Task brief ▸ Write the records out again, precisely as they stand.
= = =
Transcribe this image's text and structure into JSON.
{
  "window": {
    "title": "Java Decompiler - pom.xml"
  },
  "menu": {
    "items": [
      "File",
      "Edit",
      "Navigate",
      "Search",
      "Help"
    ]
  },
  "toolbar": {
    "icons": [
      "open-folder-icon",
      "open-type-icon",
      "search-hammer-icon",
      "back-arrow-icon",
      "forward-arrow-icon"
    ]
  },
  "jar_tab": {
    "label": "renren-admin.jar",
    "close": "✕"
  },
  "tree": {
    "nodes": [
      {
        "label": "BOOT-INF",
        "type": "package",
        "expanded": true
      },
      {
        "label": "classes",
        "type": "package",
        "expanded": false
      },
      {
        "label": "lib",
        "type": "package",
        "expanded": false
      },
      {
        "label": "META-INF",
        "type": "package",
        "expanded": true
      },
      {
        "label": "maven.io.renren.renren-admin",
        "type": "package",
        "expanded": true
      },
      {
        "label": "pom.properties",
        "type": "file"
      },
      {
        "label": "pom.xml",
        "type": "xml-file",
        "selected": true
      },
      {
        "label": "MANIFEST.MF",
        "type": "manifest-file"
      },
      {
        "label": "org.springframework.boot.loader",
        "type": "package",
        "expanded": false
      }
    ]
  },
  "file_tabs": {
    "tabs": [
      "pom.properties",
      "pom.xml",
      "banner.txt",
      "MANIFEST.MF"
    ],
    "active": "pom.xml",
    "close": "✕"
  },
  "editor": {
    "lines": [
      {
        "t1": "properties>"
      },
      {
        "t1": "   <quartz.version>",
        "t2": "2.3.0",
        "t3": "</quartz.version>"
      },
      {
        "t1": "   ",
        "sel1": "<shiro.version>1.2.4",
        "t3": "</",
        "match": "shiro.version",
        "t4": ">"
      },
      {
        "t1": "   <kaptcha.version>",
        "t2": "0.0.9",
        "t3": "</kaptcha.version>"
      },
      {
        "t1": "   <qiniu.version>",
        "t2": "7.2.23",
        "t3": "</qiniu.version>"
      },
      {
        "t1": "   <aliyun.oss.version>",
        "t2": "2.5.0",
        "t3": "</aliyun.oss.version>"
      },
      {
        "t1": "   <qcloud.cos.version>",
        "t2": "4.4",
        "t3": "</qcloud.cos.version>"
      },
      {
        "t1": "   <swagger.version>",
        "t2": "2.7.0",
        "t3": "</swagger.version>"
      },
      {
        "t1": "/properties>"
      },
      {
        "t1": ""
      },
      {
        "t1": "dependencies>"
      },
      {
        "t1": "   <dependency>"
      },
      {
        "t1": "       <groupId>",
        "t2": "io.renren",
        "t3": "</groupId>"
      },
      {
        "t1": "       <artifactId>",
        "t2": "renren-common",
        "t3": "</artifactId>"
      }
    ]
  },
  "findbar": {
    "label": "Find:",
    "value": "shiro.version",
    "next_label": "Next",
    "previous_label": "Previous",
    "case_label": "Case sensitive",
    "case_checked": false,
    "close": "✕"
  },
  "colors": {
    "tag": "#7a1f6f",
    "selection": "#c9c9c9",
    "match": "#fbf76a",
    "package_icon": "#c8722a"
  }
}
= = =
Worked solution ▸
Transcribe this image's text and structure into JSON.
{
  "window": {
    "title": "Java Decompiler - pom.xml"
  },
  "menu": {
    "items": [
      "File",
      "Edit",
      "Navigate",
      "Search",
      "Help"
    ]
  },
  "toolbar": {
    "icons": [
      "open-folder-icon",
      "open-type-icon",
      "search-hammer-icon",
      "back-arrow-icon",
      "forward-arrow-icon"
    ]
  },
  "jar_tab": {
    "label": "renren-admin.jar",
    "close": "✕"
  },
  "tree": {
    "nodes": [
      {
        "label": "BOOT-INF",
        "type": "package",
        "expanded": true
      },
      {
        "label": "classes",
        "type": "package",
        "expanded": false
      },
      {
        "label": "lib",
        "type": "package",
        "expanded": false
      },
      {
        "label": "META-INF",
        "type": "package",
        "expanded": true
      },
      {
        "label": "maven.io.renren.renren-admin",
        "type": "package",
        "expanded": true
      },
      {
        "label": "pom.properties",
        "type": "file"
      },
      {
        "label": "pom.xml",
        "type": "xml-file",
        "selected": true
      },
      {
        "label": "MANIFEST.MF",
        "type": "manifest-file"
      },
      {
        "label": "org.springframework.boot.loader",
        "type": "package",
        "expanded": false
      }
    ]
  },
  "file_tabs": {
    "tabs": [
      "pom.properties",
      "pom.xml",
      "banner.txt",
      "MANIFEST.MF"
    ],
    "active": "pom.xml",
    "close": "✕"
  },
  "editor": {
    "lines": [
      {
        "t1": "properties>"
      },
      {
        "t1": "   <quartz.version>",
        "t2": "2.3.0",
        "t3": "</quartz.version>"
      },
      {
        "t1": "   ",
        "sel1": "<shiro.version>1.2.4",
        "t3": "</",
        "match": "shiro.version",
        "t4": ">"
      },
      {
        "t1": "   <kaptcha.version>",
        "t2": "0.0.9",
        "t3": "</kaptcha.version>"
      },
      {
        "t1": "   <qiniu.version>",
        "t2": "7.2.23",
        "t3": "</qiniu.version>"
      },
      {
        "t1": "   <aliyun.oss.version>",
        "t2": "2.5.0",
        "t3": "</aliyun.oss.version>"
      },
      {
        "t1": "   <qcloud.cos.version>",
        "t2": "4.4",
        "t3": "</qcloud.cos.version>"
      },
      {
        "t1": "   <swagger.version>",
        "t2": "2.7.0",
        "t3": "</swagger.version>"
      },
      {
        "t1": "/properties>"
      },
      {
        "t1": ""
      },
      {
        "t1": "dependencies>"
      },
      {
        "t1": "   <dependency>"
      },
      {
        "t1": "       <groupId>",
        "t2": "io.renren",
        "t3": "</groupId>"
      },
      {
        "t1": "       <artifactId>",
        "t2": "renren-common",
        "t3": "</artifactId>"
      }
    ]
  },
  "findbar": {
    "label": "Find:",
    "value": "shiro.version",
    "next_label": "Next",
    "previous_label": "Previous",
    "case_label": "Case sensitive",
    "case_checked": false,
    "close": "✕"
  },
  "colors": {
    "tag": "#7a1f6f",
    "selection": "#c9c9c9",
    "match": "#fbf76a",
    "package_icon": "#c8722a"
  }
}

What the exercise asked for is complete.